I remember a friend from home; Wennice mentioning to me about incorporating Miso into our daily diet for beneficial results in weightloss. I've never had a liking for bland tasting miso...but the Koreans have brought to my attention a flavourful Miso variation! It's blended with flavourful spices, natural chili seasoning..and is OH~... SO.. YUMmy!! I would dip cold vegetables sticks straight into this little tub for a snack anytime! Here's a couple of ideas on how to use the paste.

1. On pan fried firm tofu slices
2. Fresh vegetables
3. Diluted in hot boiling water for a delicious Miso soup. Add seaweed slices on top for that authentic Japanese feel ;) hehe
4. Smeared onto lettuce slices for wrapping what we've done. *licks lips*

I was brought grocery shopping at "Campsie - (a very Korean-area)" in Sydney...and Jo's mom had very generously bought me most of the ingredients I needed to recreate her delicious meals on my own. She knew I would have difficultly reading the labels and she guided me through the many Korean food aisles and noted many interesting items as we shopped. I observed in awe as I gasped at the many intelligently creative instant meals packs, convenient packaging of food items, imported frozen/dried seafood and the lot. If you aren't fluent in Korean but would like to purchase these ingredients...I would suggest remembering the label designs, "Hangul" script (writing) or just simply enquiring suggestions from a Korean grocer. I hope these photographs help.


QuaVadis said...

A very interesting dish that's definitely worth a try tomorrow!! Thanks for the idea and recipe!! Will tell you how it taste like on Monday!!

Glad to see that you're still posting even with the exam's going on.

Take care and have a good weekend.

Anonymous said...

Thanks for the photo especially the miso paste...
Interesting that they use pear juice..I wonder why?

Good luck with your exam.


Anonymous said...

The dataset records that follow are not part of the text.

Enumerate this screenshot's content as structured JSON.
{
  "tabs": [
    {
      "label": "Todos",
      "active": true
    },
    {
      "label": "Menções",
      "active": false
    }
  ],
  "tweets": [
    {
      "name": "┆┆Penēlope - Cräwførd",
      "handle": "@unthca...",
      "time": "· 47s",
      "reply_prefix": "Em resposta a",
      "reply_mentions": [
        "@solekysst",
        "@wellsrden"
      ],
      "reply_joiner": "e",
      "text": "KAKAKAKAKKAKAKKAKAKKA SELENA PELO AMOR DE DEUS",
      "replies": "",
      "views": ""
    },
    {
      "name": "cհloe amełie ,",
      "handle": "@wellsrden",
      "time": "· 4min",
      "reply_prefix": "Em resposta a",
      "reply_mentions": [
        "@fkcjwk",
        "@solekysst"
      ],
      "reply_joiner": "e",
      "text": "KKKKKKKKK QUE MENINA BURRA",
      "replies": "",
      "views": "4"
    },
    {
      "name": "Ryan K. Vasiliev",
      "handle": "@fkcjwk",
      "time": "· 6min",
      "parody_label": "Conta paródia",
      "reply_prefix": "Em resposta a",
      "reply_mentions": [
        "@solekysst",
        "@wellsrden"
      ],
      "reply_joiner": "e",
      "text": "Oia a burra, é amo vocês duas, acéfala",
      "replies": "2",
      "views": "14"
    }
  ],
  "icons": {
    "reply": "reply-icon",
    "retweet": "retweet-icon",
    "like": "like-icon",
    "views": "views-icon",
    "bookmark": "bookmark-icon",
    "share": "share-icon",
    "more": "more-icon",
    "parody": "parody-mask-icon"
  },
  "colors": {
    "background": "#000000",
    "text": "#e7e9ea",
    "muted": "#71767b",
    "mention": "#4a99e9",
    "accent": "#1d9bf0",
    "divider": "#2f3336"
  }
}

I think you're a wonderfully talented young lady. Wish my daughter could make a quarter of the things you make! Hope you don't mind, but to make miso soup, you need to add dashi (soup stock) as well as the miso. Just my two cents worth!


et said...

hi there! i chanced upon your interesting blog while searching for some recipes sometime ago. been reading up on some of the yummylicious food u have cooked up and am really amazed by your creativity and zest! :) i luv to bake too but i'm alot less adventurous and creative than you are, hehe... well, keep up the gd work and continue having fun! ;)

Brilynn said...

I lived in Koreatown in Toronto for a year and enjoyed bulgogi on many occasions, but I've never made it.

Su-Yin said...

quavadis: thanks! LOL> did it go?? how was the bulgogi?

teh see: She explained to me that pear juice was used to substitute the need for sugar as a sweetener

tina: everyones 2 cents worth is vERY MUCH appreaciated! :) Thanks for the hint with miso...i havnt bought dashi before..but i shall ask around

et: THanks :) so niec to hear from you..haha i havnt been baking lately...but I hope it picks up soon :) I hate exams ...haha

brilynn: Koreatown? LOL...Its amazingly easy to make..marinating just takes a long while.. I would love to live in Koreatown...mmMmm yum food..yum looking boys...*laughs* hehe :P *blush*

Anonymous said...

It would be interesting to taste daejigogi (bul=fire,gogi=meat) with nashi pears rather than Korean.Korean pears are very mild.

You should try daejikalbi next!Korean pork ribs are great.Baste with gochujang(pepper paste) and pop it on the bbq.

The best though is sokalbikui(so=cow,kalbi=ribs,kui=grilled,I guess).The meat is kind of unfurled into a ribbon with the bone attached.